Data extracted from a collection:
BEGIN

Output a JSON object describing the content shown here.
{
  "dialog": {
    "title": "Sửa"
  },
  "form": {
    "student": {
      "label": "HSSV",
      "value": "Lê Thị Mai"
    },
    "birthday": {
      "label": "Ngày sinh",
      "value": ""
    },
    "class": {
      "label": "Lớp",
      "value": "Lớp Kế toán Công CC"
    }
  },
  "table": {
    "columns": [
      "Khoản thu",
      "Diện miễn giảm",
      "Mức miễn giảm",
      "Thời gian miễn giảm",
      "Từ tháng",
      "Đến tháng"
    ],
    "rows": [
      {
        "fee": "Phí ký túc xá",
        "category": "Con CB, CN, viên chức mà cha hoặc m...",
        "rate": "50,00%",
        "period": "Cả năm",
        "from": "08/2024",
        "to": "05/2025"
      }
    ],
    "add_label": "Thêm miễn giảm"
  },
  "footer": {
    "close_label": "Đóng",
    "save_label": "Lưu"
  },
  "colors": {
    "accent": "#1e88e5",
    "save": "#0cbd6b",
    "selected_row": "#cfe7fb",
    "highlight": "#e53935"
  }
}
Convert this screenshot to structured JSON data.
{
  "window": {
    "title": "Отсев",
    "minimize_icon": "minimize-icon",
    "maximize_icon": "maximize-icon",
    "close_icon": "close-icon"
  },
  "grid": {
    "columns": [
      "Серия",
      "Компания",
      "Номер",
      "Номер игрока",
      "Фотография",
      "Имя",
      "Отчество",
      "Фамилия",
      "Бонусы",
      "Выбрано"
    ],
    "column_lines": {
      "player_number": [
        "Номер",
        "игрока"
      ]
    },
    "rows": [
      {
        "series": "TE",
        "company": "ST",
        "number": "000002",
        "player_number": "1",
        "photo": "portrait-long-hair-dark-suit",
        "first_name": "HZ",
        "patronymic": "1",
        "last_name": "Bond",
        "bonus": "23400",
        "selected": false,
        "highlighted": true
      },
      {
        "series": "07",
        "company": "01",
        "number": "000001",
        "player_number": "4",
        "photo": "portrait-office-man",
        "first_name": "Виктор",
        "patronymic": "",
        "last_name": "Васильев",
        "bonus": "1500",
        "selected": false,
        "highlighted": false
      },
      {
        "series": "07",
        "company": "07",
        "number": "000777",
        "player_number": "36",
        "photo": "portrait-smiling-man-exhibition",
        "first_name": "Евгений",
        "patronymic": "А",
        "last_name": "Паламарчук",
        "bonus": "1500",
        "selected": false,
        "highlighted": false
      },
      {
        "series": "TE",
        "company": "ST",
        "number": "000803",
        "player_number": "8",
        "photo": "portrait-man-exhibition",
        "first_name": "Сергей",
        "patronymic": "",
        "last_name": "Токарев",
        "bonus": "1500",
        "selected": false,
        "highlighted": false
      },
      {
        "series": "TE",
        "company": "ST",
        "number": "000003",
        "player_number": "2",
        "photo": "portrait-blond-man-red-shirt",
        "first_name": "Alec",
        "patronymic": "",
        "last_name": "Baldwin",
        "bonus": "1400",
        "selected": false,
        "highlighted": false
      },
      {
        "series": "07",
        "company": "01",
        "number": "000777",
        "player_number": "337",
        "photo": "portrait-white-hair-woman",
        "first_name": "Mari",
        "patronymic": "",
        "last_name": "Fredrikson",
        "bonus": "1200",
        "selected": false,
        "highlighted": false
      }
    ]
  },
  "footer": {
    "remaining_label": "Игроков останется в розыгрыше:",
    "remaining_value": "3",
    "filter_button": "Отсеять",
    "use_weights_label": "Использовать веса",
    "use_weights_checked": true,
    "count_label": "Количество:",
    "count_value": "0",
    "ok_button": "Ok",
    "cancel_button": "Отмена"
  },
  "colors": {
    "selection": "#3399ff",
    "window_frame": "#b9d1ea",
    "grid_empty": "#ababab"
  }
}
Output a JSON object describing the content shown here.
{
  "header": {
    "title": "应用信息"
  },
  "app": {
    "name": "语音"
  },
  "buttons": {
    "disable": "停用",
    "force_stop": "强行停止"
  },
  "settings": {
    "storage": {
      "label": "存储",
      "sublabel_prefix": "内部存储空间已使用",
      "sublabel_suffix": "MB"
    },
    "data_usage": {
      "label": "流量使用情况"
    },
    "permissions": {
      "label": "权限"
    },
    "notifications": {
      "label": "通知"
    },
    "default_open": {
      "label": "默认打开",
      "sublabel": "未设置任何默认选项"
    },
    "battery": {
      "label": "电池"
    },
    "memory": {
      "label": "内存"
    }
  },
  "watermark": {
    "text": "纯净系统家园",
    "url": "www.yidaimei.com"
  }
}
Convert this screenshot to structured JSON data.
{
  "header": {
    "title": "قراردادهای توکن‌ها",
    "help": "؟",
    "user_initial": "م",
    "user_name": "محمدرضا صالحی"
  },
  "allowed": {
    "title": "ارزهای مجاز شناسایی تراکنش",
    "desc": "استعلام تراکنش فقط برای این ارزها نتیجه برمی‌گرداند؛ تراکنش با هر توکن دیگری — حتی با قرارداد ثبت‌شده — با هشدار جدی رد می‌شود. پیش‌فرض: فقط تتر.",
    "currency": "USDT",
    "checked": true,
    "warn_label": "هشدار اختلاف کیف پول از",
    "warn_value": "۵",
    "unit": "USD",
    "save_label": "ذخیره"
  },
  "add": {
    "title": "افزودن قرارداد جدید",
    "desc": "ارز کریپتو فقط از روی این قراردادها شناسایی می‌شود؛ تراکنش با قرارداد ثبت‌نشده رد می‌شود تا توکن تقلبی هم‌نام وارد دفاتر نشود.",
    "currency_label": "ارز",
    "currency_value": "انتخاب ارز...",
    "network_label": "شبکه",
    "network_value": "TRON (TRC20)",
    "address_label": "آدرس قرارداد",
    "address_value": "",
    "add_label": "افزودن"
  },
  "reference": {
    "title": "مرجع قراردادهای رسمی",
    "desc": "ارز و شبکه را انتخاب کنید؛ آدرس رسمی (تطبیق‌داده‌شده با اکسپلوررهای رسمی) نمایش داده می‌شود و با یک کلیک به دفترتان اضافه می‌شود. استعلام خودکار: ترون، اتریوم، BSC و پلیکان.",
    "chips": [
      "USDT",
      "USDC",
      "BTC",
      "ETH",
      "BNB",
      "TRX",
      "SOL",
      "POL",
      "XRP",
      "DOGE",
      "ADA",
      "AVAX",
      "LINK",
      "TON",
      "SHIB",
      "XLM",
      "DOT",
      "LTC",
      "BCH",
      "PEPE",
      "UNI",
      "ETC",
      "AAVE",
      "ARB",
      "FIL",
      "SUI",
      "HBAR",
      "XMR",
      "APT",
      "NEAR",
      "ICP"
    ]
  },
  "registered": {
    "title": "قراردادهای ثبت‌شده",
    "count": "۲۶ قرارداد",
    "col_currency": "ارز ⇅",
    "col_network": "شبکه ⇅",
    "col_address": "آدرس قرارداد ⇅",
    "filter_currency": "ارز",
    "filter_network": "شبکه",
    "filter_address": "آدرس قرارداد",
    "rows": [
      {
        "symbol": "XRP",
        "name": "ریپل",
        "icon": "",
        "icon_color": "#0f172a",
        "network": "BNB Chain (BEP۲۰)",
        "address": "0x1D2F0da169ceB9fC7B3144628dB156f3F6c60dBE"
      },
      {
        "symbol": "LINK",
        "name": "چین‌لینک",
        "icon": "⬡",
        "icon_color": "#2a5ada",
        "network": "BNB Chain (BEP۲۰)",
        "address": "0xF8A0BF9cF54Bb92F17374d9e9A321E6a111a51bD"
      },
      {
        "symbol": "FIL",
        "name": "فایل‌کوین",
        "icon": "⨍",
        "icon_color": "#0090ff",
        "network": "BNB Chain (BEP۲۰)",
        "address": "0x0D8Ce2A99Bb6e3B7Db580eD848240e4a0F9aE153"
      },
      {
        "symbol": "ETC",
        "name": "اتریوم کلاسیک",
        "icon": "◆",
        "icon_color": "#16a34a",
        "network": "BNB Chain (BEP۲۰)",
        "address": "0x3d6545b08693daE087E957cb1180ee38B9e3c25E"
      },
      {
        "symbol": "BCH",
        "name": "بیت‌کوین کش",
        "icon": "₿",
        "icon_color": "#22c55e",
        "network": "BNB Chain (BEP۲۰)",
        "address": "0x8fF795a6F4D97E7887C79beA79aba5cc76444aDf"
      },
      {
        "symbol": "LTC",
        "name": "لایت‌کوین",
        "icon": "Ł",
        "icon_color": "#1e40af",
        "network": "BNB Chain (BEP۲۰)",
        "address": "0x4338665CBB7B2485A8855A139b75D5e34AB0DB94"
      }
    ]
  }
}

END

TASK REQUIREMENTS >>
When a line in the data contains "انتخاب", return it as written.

RESPONSE TO THE TASK >>
    "currency_value": "انتخاب ارز...",
    "desc": "ارز و شبکه را انتخاب کنید؛ آدرس رسمی (تطبیق‌داده‌شده با اکسپلوررهای رسمی) نمایش داده می‌شود و با یک کلیک به دفترتان اضافه می‌شود. استعلام خودکار: ترون، اتریوم، BSC و پلیکان.",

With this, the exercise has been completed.